In addition to the new subcommittee, the makeup of the full House Natural Resources Committee has also changed considerably because of the recent elections and congressional reorganization. Many former champions of wilderness are no longer on the committee, including Rep. Dale Kildee (D-MI), who retired; Rep. John Garamendi (D-CA), who moved to the Agriculture Committee; Rep. Ben Ray Luján (D-NM), who moved to the Energy and Commerce Committee; and Rep. Martin Heinrich (D-NM), who replaced retiring Sen. Jeff Bingaman (D-NM). Fortunately, there are other supporters who remain—such as Rep. Ed Markey (MA), the committee's ranking Democrat; Rep. Peter DeFazio (D-OR); and Rep. Raúl Grijalva (D-AZ). Finally, the 113th Congress also welcomed several new members who were assigned to the committee and are likely to become leaders, such as Rep. Jared Huffman (D-CA).
The Senate underwent big changes, as well. With the retirement of longtime chairman of the Energy and Natural Resources Committee and strong wilderness supporter Sen. Bingaman, the committee is now chaired by Sen. Ron Wyden (D-OR). Sen. Wyden has also championed wilderness designation and will likely continue pursuing many of the policies the former chairman did. Members of Pew's legislative wilderness team met recently with senior Wyden's committee staff members to discuss the likely agenda for the committee in the 113th Congress, and we believe Chairman Wyden will actively pursue public lands protection legislation in the years ahead.
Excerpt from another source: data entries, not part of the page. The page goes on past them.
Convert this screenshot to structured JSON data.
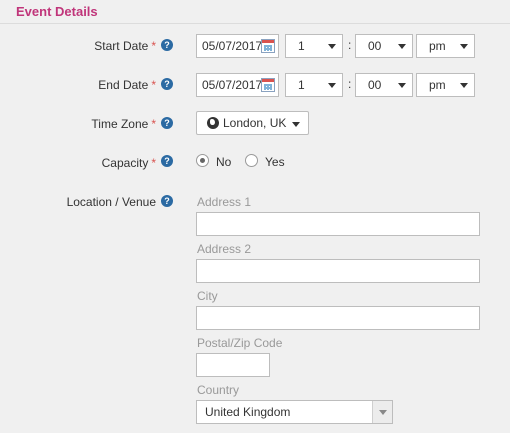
{
  "header": {
    "title": "Event Details"
  },
  "colors": {
    "accent": "#c0357a",
    "required": "#d9534f",
    "help": "#2b6aa3"
  },
  "required_marker": "*",
  "help_glyph": "?",
  "start": {
    "label": "Start Date",
    "date": "05/07/2017",
    "hour": "1",
    "minute": "00",
    "ampm": "pm"
  },
  "end": {
    "label": "End Date",
    "date": "05/07/2017",
    "hour": "1",
    "minute": "00",
    "ampm": "pm"
  },
  "time_separator": ":",
  "timezone": {
    "label": "Time Zone",
    "value": "London, UK"
  },
  "capacity": {
    "label": "Capacity",
    "options": [
      "No",
      "Yes"
    ],
    "selected": "No"
  },
  "location": {
    "label": "Location / Venue",
    "address1_label": "Address 1",
    "address1_value": "",
    "address2_label": "Address 2",
    "address2_value": "",
    "city_label": "City",
    "city_value": "",
    "postal_label": "Postal/Zip Code",
    "postal_value": "",
    "country_label": "Country",
    "country_value": "United Kingdom"
  }
}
Another welcome change for the committee is the addition of one of the newest senators, Martin Heinrich (D-NM). Sen. Heinrich has championed wilderness and lands protection throughout his career. While he will be sorely missed on the House Natural Resources Committee for his leadership, intelligence, and dedication to public lands protection, he will bring those qualities to the Senate and its Committee on Energy and Natural Resources.
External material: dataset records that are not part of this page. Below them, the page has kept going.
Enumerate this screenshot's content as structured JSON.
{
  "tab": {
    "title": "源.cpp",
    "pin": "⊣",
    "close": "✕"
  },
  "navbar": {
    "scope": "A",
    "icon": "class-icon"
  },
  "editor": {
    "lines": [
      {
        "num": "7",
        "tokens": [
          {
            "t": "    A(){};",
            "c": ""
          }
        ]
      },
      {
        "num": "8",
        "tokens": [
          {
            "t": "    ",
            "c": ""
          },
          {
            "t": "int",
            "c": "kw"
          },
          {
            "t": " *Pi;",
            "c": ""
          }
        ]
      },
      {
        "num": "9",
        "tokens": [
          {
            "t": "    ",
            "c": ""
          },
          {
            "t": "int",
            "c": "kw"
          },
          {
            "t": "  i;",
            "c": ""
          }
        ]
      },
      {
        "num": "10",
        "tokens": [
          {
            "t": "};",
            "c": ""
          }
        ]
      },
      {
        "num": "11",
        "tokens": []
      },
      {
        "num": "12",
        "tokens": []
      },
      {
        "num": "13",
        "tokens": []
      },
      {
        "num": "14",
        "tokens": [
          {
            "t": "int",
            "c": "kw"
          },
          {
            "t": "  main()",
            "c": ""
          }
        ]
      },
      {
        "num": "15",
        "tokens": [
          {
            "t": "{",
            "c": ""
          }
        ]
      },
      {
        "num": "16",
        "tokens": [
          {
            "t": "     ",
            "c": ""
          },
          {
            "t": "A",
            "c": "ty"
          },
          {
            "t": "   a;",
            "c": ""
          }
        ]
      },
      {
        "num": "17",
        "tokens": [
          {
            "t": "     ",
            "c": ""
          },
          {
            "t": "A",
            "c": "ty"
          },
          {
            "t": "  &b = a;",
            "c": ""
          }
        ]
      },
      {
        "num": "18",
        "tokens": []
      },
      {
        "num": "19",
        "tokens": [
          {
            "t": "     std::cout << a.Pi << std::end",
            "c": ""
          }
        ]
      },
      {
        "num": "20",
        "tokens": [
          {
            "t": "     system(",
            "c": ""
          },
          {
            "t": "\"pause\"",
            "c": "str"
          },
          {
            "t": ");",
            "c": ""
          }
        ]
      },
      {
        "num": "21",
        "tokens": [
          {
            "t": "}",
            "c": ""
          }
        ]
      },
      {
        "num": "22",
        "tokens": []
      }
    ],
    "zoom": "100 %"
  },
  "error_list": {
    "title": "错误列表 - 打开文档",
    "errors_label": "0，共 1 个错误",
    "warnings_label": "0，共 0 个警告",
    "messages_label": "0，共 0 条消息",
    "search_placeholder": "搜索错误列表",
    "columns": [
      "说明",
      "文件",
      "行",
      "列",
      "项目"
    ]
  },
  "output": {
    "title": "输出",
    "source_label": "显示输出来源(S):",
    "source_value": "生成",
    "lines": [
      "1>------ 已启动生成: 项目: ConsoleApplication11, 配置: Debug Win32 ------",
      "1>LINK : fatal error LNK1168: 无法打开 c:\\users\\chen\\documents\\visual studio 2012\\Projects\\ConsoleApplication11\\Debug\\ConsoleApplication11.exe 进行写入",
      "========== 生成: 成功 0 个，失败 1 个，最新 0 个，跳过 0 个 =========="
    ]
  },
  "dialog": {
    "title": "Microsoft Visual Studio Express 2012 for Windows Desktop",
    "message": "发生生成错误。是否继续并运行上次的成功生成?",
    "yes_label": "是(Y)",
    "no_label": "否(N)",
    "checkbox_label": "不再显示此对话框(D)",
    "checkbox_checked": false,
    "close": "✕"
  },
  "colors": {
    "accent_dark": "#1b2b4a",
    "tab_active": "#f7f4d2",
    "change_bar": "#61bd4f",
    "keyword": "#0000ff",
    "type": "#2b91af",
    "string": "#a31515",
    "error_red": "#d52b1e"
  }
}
The 113th Congress will be significantly different in many ways from the last Congress—with new committees, new chairmen, new members in the House and Senate, and new challenges. We look forward to working with these lawmakers and will continue to actively champion wilderness and other public lands protections for our nation's federal lands.